> Problem to work on:
State how many lines in the entries below contain "this". Write nothing but the number.

> Extracted material:
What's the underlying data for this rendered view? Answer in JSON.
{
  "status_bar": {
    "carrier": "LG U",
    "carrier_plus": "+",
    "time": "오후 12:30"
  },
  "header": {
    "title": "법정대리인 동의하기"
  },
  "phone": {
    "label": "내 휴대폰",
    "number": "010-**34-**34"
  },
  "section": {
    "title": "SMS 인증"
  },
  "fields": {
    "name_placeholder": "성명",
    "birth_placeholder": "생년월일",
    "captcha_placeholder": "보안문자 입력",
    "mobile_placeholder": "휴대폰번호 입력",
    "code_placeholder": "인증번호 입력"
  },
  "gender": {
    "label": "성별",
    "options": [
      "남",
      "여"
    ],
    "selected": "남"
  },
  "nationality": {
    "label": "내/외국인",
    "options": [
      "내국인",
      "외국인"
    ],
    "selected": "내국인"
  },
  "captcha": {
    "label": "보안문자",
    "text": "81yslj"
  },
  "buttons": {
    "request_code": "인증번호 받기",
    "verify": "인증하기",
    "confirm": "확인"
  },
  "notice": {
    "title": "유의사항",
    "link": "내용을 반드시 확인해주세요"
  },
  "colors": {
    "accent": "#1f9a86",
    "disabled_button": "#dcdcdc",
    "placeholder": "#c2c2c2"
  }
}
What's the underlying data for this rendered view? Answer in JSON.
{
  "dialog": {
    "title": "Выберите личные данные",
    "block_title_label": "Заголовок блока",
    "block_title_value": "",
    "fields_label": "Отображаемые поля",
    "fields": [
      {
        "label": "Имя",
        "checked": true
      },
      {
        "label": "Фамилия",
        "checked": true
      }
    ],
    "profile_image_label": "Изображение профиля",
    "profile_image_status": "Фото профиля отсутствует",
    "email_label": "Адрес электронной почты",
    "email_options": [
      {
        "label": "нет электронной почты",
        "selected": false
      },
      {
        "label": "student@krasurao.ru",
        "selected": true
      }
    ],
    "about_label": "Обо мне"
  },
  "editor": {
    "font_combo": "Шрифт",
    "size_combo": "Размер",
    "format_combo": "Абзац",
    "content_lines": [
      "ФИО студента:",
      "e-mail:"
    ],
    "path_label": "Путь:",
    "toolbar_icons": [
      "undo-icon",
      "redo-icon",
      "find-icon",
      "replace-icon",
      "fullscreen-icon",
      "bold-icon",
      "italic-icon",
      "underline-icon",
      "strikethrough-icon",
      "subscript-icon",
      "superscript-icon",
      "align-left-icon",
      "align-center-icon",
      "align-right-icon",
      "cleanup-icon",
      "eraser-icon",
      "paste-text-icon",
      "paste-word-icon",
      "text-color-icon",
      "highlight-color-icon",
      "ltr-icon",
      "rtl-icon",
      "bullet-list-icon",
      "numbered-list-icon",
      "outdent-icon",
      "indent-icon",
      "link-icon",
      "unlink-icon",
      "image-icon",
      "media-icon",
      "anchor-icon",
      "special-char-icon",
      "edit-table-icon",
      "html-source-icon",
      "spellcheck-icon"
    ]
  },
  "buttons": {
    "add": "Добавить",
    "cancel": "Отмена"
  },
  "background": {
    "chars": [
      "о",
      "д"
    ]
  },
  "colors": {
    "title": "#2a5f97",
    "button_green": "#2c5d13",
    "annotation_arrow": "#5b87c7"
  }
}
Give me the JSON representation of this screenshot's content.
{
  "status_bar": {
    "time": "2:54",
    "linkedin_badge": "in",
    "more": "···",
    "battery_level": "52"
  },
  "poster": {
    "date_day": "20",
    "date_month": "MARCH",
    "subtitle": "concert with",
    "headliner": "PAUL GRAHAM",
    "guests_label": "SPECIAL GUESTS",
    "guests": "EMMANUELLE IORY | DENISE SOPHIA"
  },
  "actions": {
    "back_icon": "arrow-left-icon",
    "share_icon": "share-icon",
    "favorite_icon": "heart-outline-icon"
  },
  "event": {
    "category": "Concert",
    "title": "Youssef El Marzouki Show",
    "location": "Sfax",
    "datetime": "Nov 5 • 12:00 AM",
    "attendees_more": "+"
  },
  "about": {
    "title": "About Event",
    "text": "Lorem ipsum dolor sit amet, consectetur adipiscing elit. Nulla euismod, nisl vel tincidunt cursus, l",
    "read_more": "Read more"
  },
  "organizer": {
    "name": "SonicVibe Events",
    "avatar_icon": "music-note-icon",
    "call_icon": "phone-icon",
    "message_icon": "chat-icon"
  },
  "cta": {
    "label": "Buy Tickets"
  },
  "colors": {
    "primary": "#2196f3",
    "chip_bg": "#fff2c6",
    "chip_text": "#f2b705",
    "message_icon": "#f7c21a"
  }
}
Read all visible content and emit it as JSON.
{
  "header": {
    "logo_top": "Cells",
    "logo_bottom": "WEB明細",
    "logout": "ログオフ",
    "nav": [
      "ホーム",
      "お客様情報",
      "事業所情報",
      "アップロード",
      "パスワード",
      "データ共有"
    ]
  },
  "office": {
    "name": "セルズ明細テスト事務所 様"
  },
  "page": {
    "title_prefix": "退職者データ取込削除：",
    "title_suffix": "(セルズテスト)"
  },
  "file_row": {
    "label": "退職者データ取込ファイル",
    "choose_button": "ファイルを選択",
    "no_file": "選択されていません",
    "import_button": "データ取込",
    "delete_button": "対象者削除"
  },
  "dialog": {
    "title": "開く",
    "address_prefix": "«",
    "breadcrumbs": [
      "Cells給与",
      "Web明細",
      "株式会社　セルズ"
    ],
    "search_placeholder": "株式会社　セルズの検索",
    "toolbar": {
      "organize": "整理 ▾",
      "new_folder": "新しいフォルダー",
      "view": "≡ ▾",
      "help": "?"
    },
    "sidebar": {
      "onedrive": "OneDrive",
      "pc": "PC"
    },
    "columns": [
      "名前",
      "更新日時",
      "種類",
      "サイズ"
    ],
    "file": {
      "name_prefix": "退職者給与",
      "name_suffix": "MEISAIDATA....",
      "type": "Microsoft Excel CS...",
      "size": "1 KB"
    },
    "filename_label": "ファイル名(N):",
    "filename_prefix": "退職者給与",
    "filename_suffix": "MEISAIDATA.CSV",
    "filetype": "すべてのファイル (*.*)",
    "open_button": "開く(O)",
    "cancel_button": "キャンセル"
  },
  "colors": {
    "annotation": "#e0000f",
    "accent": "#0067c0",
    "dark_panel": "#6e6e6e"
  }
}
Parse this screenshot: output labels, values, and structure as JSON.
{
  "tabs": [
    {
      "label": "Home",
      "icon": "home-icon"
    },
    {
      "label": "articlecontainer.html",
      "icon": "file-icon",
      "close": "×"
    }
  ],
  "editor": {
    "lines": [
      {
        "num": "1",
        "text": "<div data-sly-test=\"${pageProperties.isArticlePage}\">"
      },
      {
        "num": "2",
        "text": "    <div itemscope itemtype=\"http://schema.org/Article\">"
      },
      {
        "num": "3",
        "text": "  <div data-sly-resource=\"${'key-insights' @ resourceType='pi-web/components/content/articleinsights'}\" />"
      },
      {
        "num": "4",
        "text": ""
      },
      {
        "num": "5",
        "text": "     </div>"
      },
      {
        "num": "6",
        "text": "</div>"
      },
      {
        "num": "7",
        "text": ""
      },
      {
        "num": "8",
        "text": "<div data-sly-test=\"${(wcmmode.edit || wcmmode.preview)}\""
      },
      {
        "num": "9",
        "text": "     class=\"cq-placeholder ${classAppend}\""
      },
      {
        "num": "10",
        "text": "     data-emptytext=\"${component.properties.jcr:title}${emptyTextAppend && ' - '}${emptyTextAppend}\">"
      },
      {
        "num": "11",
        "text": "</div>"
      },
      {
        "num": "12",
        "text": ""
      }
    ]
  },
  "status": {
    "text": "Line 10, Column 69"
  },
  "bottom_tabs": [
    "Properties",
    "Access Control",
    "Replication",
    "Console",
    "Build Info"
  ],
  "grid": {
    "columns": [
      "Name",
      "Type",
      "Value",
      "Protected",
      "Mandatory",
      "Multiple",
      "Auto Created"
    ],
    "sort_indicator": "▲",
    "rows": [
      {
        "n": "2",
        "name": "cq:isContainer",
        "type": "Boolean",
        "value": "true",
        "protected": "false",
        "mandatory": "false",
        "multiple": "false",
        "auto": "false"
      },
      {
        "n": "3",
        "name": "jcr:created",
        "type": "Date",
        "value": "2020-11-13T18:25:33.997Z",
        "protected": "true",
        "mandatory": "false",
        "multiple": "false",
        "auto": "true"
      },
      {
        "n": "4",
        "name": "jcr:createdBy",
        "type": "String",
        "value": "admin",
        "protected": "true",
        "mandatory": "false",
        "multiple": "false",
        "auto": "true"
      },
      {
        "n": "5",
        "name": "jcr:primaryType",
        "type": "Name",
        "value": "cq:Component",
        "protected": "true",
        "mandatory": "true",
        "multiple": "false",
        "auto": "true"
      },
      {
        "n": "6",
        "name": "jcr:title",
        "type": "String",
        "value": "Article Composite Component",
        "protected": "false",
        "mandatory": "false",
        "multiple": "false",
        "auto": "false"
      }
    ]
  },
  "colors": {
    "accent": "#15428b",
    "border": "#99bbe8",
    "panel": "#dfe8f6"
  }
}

> Exercise answer:
4